_Input data_
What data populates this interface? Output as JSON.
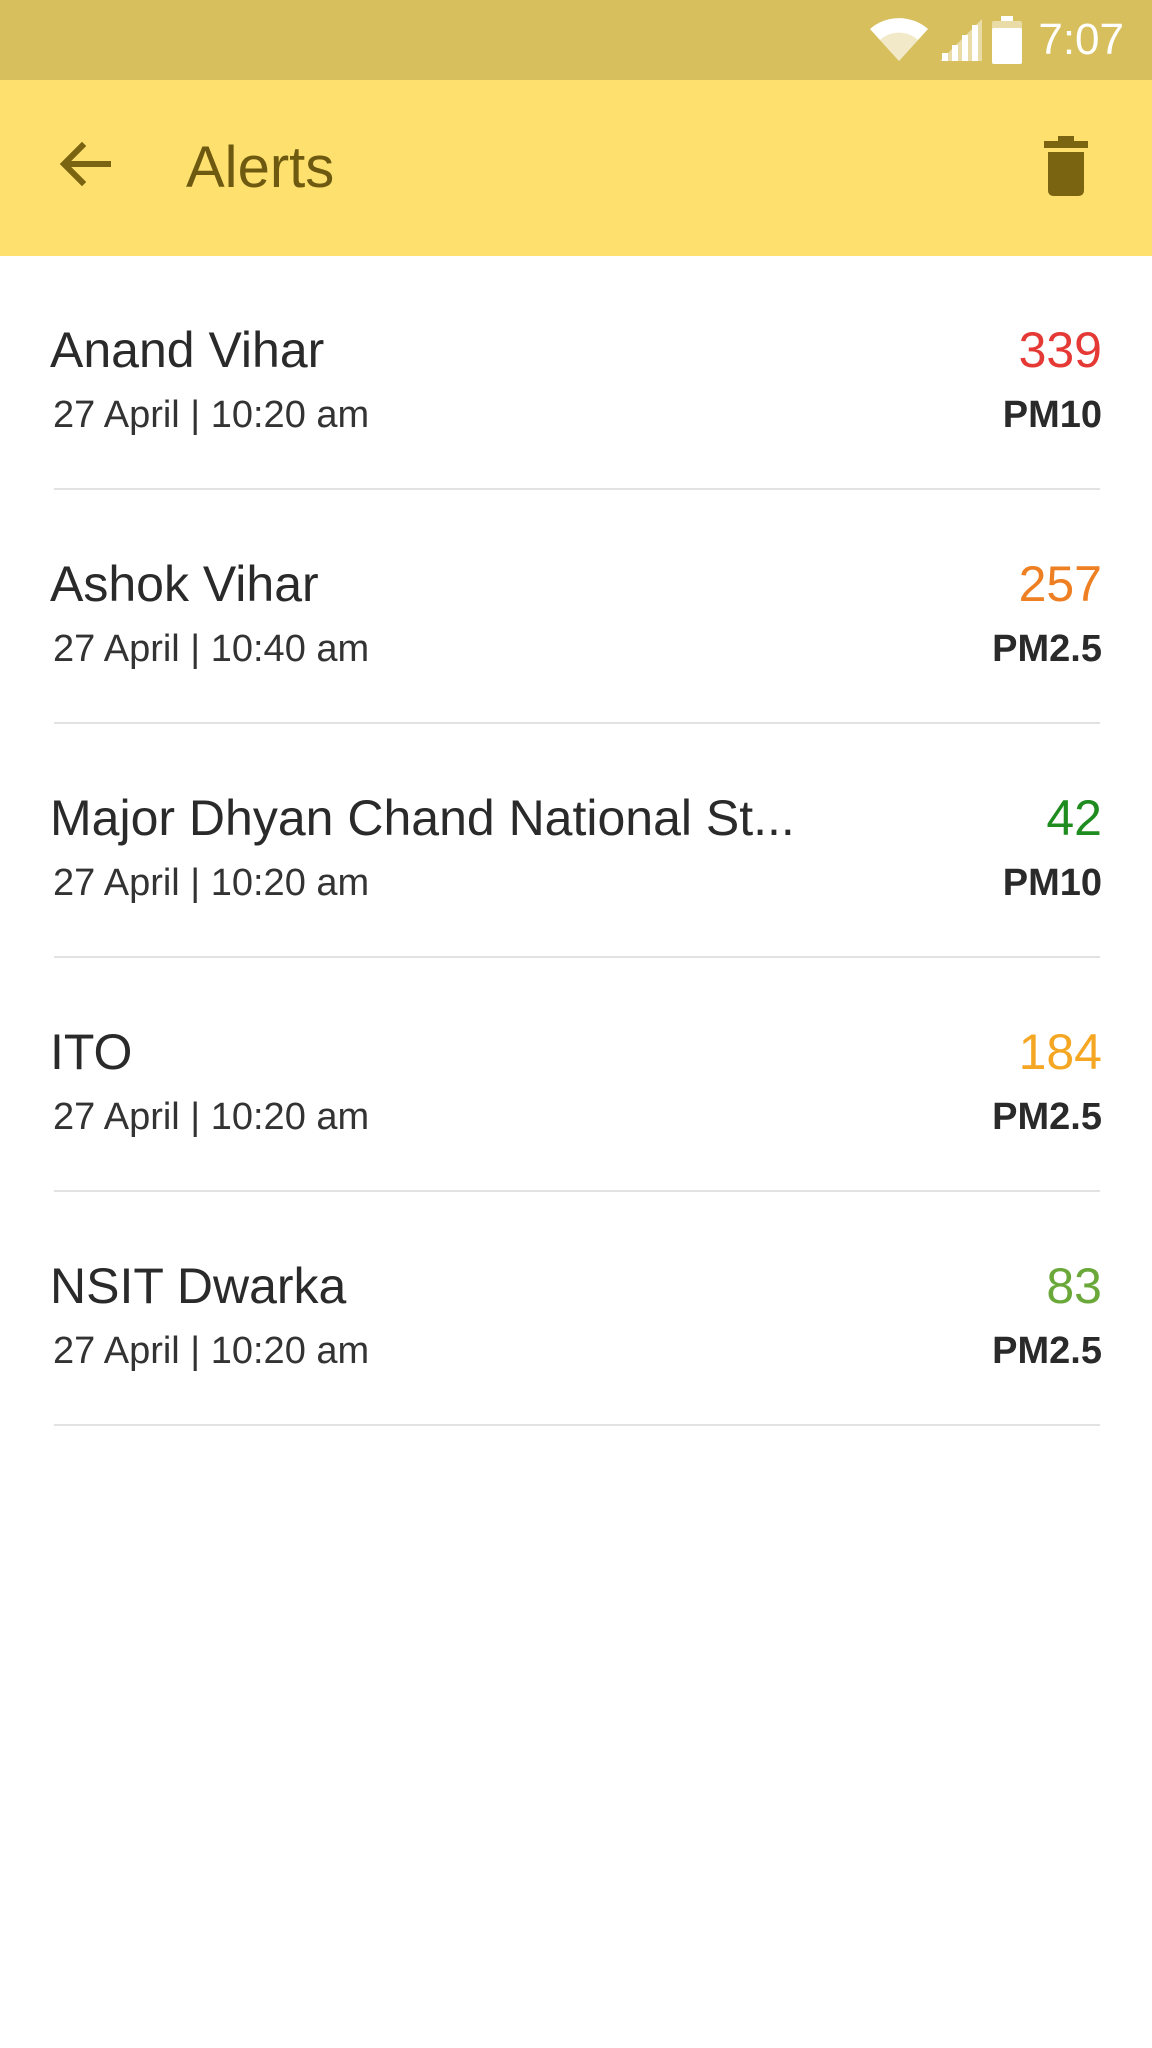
{
  "status_bar": {
    "time": "7:07",
    "icons": [
      "wifi-icon",
      "signal-icon",
      "battery-icon"
    ]
  },
  "app_bar": {
    "title": "Alerts",
    "back_icon": "arrow-back-icon",
    "delete_icon": "trash-icon",
    "background": "#fde06e",
    "status_background": "#d7bf5e"
  },
  "alerts": [
    {
      "station": "Anand Vihar",
      "time": "27 April | 10:20 am",
      "value": "339",
      "pollutant": "PM10",
      "color": "#e53935"
    },
    {
      "station": "Ashok Vihar",
      "time": "27 April | 10:40 am",
      "value": "257",
      "pollutant": "PM2.5",
      "color": "#ee7f22"
    },
    {
      "station": "Major Dhyan Chand National St...",
      "time": "27 April | 10:20 am",
      "value": "42",
      "pollutant": "PM10",
      "color": "#1e8c1e"
    },
    {
      "station": "ITO",
      "time": "27 April | 10:20 am",
      "value": "184",
      "pollutant": "PM2.5",
      "color": "#f5a623"
    },
    {
      "station": "NSIT Dwarka",
      "time": "27 April | 10:20 am",
      "value": "83",
      "pollutant": "PM2.5",
      "color": "#6aa83a"
    }
  ]
}
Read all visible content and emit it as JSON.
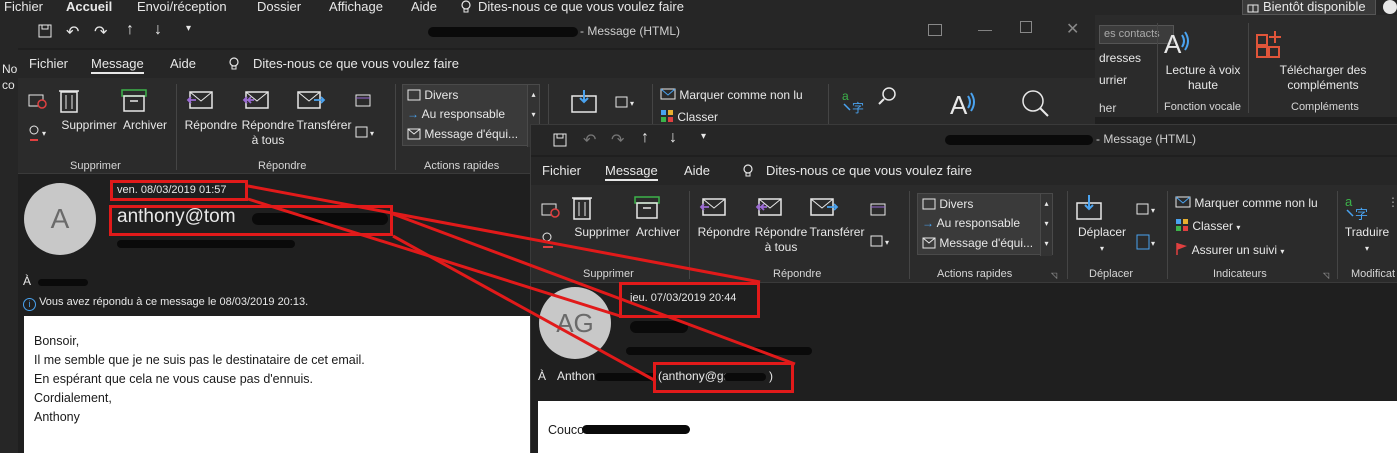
{
  "main_menu": {
    "items": [
      "Fichier",
      "Accueil",
      "Envoi/réception",
      "Dossier",
      "Affichage",
      "Aide"
    ],
    "tell_me": "Dites-nous ce que vous voulez faire",
    "coming_soon": "Bientôt disponible"
  },
  "main_ribbon": {
    "contacts_fragment": "es contacts",
    "addresses_fragment": "dresses",
    "mail_fragment": "urrier",
    "filter_fragment": "her",
    "read_aloud": "Lecture à voix haute",
    "voice_group": "Fonction vocale",
    "get_addins": "Télécharger des compléments",
    "addins_group": "Compléments",
    "left_fragment": "No",
    "left_fragment2": "co"
  },
  "win1": {
    "title_suffix": "- Message (HTML)",
    "tabs": [
      "Fichier",
      "Message",
      "Aide"
    ],
    "tell_me": "Dites-nous ce que vous voulez faire",
    "buttons": {
      "delete": "Supprimer",
      "archive": "Archiver",
      "reply": "Répondre",
      "reply_all_1": "Répondre",
      "reply_all_2": "à tous",
      "forward": "Transférer"
    },
    "quick_steps": [
      "Divers",
      "Au responsable",
      "Message d'équi..."
    ],
    "mark_unread": "Marquer comme non lu",
    "classify": "Classer",
    "groups": {
      "delete": "Supprimer",
      "respond": "Répondre",
      "quick": "Actions rapides"
    },
    "header": {
      "avatar_initial": "A",
      "date": "ven. 08/03/2019 01:57",
      "sender": "anthony@tom",
      "to_label": "À",
      "info": "Vous avez répondu à ce message le 08/03/2019 20:13."
    },
    "body_lines": [
      "Bonsoir,",
      "Il me semble que je ne suis pas le destinataire de cet email.",
      "En espérant que cela ne vous cause pas d'ennuis.",
      "Cordialement,",
      "Anthony"
    ]
  },
  "win2": {
    "title_suffix": "- Message (HTML)",
    "tabs": [
      "Fichier",
      "Message",
      "Aide"
    ],
    "tell_me": "Dites-nous ce que vous voulez faire",
    "buttons": {
      "delete": "Supprimer",
      "archive": "Archiver",
      "reply": "Répondre",
      "reply_all_1": "Répondre",
      "reply_all_2": "à tous",
      "forward": "Transférer",
      "move": "Déplacer",
      "translate": "Traduire"
    },
    "quick_steps": [
      "Divers",
      "Au responsable",
      "Message d'équi..."
    ],
    "mark_unread": "Marquer comme non lu",
    "classify": "Classer",
    "follow_up": "Assurer un suivi",
    "groups": {
      "delete": "Supprimer",
      "respond": "Répondre",
      "quick": "Actions rapides",
      "move": "Déplacer",
      "tags": "Indicateurs",
      "modify": "Modificat"
    },
    "header": {
      "avatar_initials": "AG",
      "date": "jeu. 07/03/2019 20:44",
      "to_label": "À",
      "to_name": "Anthon",
      "to_email": "(anthony@ga",
      "to_email_end": ")"
    },
    "body_start": "Couco"
  },
  "colors": {
    "highlight_red": "#e11a1a",
    "ribbon_bg": "#2b2b2b",
    "window_bg": "#1f1f1f"
  }
}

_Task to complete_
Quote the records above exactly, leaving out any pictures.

_Finished task_
What data populates this interface? Output as JSON.
{
  "status_bar": {
    "time": "7:07",
    "icons": [
      "wifi-icon",
      "signal-icon",
      "battery-icon"
    ]
  },
  "app_bar": {
    "title": "Alerts",
    "back_icon": "arrow-back-icon",
    "delete_icon": "trash-icon",
    "background": "#fde06e",
    "status_background": "#d7bf5e"
  },
  "alerts": [
    {
      "station": "Anand Vihar",
      "time": "27 April | 10:20 am",
      "value": "339",
      "pollutant": "PM10",
      "color": "#e53935"
    },
    {
      "station": "Ashok Vihar",
      "time": "27 April | 10:40 am",
      "value": "257",
      "pollutant": "PM2.5",
      "color": "#ee7f22"
    },
    {
      "station": "Major Dhyan Chand National St...",
      "time": "27 April | 10:20 am",
      "value": "42",
      "pollutant": "PM10",
      "color": "#1e8c1e"
    },
    {
      "station": "ITO",
      "time": "27 April | 10:20 am",
      "value": "184",
      "pollutant": "PM2.5",
      "color": "#f5a623"
    },
    {
      "station": "NSIT Dwarka",
      "time": "27 April | 10:20 am",
      "value": "83",
      "pollutant": "PM2.5",
      "color": "#6aa83a"
    }
  ]
}
Read all visible content and emit it as JSON.
{
  "main_menu": {
    "items": [
      "Fichier",
      "Accueil",
      "Envoi/réception",
      "Dossier",
      "Affichage",
      "Aide"
    ],
    "tell_me": "Dites-nous ce que vous voulez faire",
    "coming_soon": "Bientôt disponible"
  },
  "main_ribbon": {
    "contacts_fragment": "es contacts",
    "addresses_fragment": "dresses",
    "mail_fragment": "urrier",
    "filter_fragment": "her",
    "read_aloud": "Lecture à voix haute",
    "voice_group": "Fonction vocale",
    "get_addins": "Télécharger des compléments",
    "addins_group": "Compléments",
    "left_fragment": "No",
    "left_fragment2": "co"
  },
  "win1": {
    "title_suffix": "- Message (HTML)",
    "tabs": [
      "Fichier",
      "Message",
      "Aide"
    ],
    "tell_me": "Dites-nous ce que vous voulez faire",
    "buttons": {
      "delete": "Supprimer",
      "archive": "Archiver",
      "reply": "Répondre",
      "reply_all_1": "Répondre",
      "reply_all_2": "à tous",
      "forward": "Transférer"
    },
    "quick_steps": [
      "Divers",
      "Au responsable",
      "Message d'équi..."
    ],
    "mark_unread": "Marquer comme non lu",
    "classify": "Classer",
    "groups": {
      "delete": "Supprimer",
      "respond": "Répondre",
      "quick": "Actions rapides"
    },
    "header": {
      "avatar_initial": "A",
      "date": "ven. 08/03/2019 01:57",
      "sender": "anthony@tom",
      "to_label": "À",
      "info": "Vous avez répondu à ce message le 08/03/2019 20:13."
    },
    "body_lines": [
      "Bonsoir,",
      "Il me semble que je ne suis pas le destinataire de cet email.",
      "En espérant que cela ne vous cause pas d'ennuis.",
      "Cordialement,",
      "Anthony"
    ]
  },
  "win2": {
    "title_suffix": "- Message (HTML)",
    "tabs": [
      "Fichier",
      "Message",
      "Aide"
    ],
    "tell_me": "Dites-nous ce que vous voulez faire",
    "buttons": {
      "delete": "Supprimer",
      "archive": "Archiver",
      "reply": "Répondre",
      "reply_all_1": "Répondre",
      "reply_all_2": "à tous",
      "forward": "Transférer",
      "move": "Déplacer",
      "translate": "Traduire"
    },
    "quick_steps": [
      "Divers",
      "Au responsable",
      "Message d'équi..."
    ],
    "mark_unread": "Marquer comme non lu",
    "classify": "Classer",
    "follow_up": "Assurer un suivi",
    "groups": {
      "delete": "Supprimer",
      "respond": "Répondre",
      "quick": "Actions rapides",
      "move": "Déplacer",
      "tags": "Indicateurs",
      "modify": "Modificat"
    },
    "header": {
      "avatar_initials": "AG",
      "date": "jeu. 07/03/2019 20:44",
      "to_label": "À",
      "to_name": "Anthon",
      "to_email": "(anthony@ga",
      "to_email_end": ")"
    },
    "body_start": "Couco"
  },
  "colors": {
    "highlight_red": "#e11a1a",
    "ribbon_bg": "#2b2b2b",
    "window_bg": "#1f1f1f"
  }
}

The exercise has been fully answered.